It Happened on Fifth Avenue was not the only Christmas movie released in the spring of 1947. In fact, the most famous Christmas movie of 1947 (and possibly the most famous movie of all time, short of It's a Wonderful Life) was released on June 4 1947. Miracle on 34th Street often tops polls of favourite holiday movies, and is still considered among the greatest holiday movies ever made. As to why it was released on June 4, that was the doing of 20th Century Fox executive Darryl F. Zanuck. He was so impressed with the film that he thought it would be better if it was released during the summer movie season, when he assumed more people would be in theatres. As it turned out, Mr. Zanuck's instincts turned out to be right. The film did well at the box office and was still playing in theatres when the holidays did roll around.

At least in the United Kingdom, yet another Christmas movie would be released in the summer. Of course, given the movie is set in Australia, technically it was set in the summer, even if it was December. The Rank Organisation formed Children's Entertainment Films to make children's movies to be shown in theatres in the United Kingdom. Among these films was Bush Christmas. The movie centres on five children's efforts to retrieve a horse belonging to one of their fathers that has been stolen. While the film was released in the summer in the UK, it was released closer to the holidays in both the United States and Australia. It was released on November 25 1947 in the U.S. and on December 19 1947 in Australia. As might be expected, it proved to be a huge success in Australia.

The remaining Christmas movies of 1947 would premiere closer to the holidays. Christmas Eve was released on Halloween of 1947, October 31. The movie is a black comedy centred on a wealthy eccentric's nephew who wants to have her declared incompetent so he can get control of her riches, but includes three other, interconnected plot lines as well. Unfortunately, Christmas Eve did not do particularly well at the box office, making only around $1 million.

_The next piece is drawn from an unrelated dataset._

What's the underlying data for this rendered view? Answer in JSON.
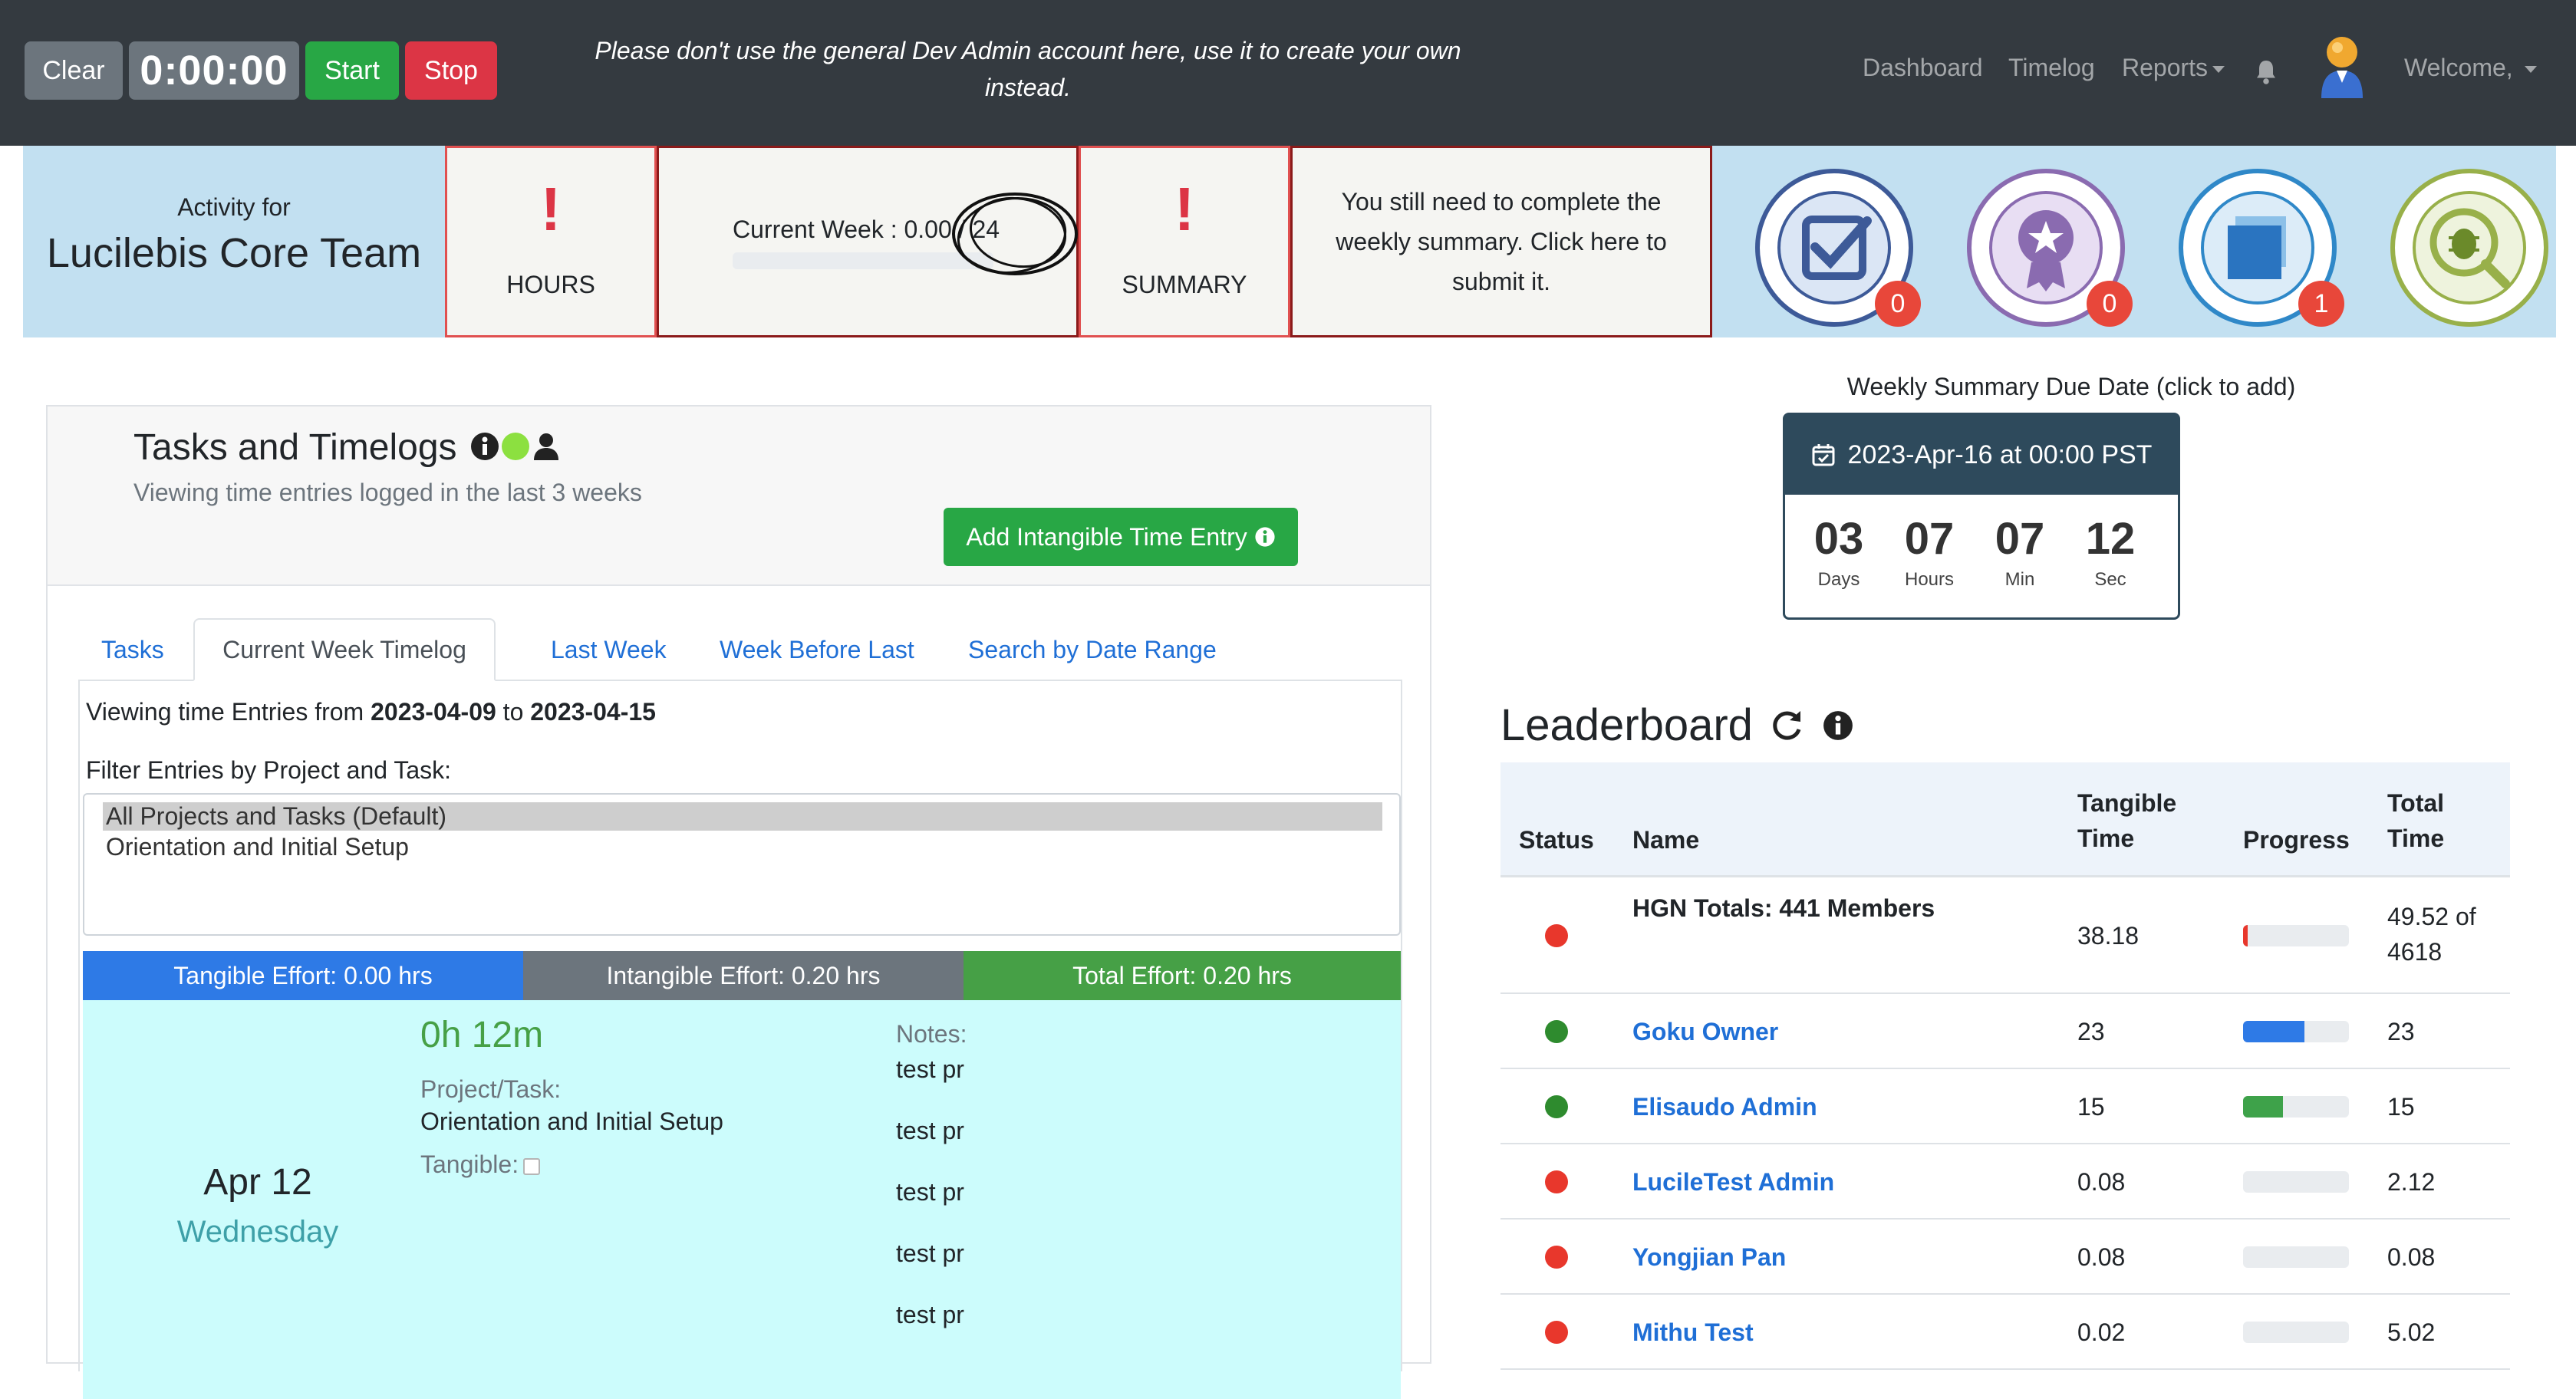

The final Christmas movie of 1947 would be one of the most famous Christmas movies of all time. The Bishop's Wife premiered on December 9 1947 in New York City. It opened in Boston, Massachusetts and Los Angeles, California on December 25. It went into wide released on February 16 1948. The Bishop's Wife did very well at the box office and was still being run in theatres into the Fifties. Today it is one of the films that approach It's a Wonderful Life and Miracle on 34th Street in terms of popularity.

The cycle towards Christmas movies would continue into the early Fifties, although arguably 1947 marked its peak. With one holiday film still in theatres as the year opened and six more debuting throughout the year, 1947 saw more holiday films than most years of the cycle. What is more, some of the films released during the year (It Happened on Fifth Avenue, Miracle on 34th Street, and The Bishop's Wife) are now regarded as numbering among the greatest of holiday classics. There would never be another year that produced quite so many classic Christmas movies.

1 comment:

Caftan Woman said...

Perhaps in those immediate post-war years there was time to take a deep breath, and think about the wonderful renewal that can be found at Christmas.

Christmas Eve! I haven't thought about that quirky little movie in years. Thanks.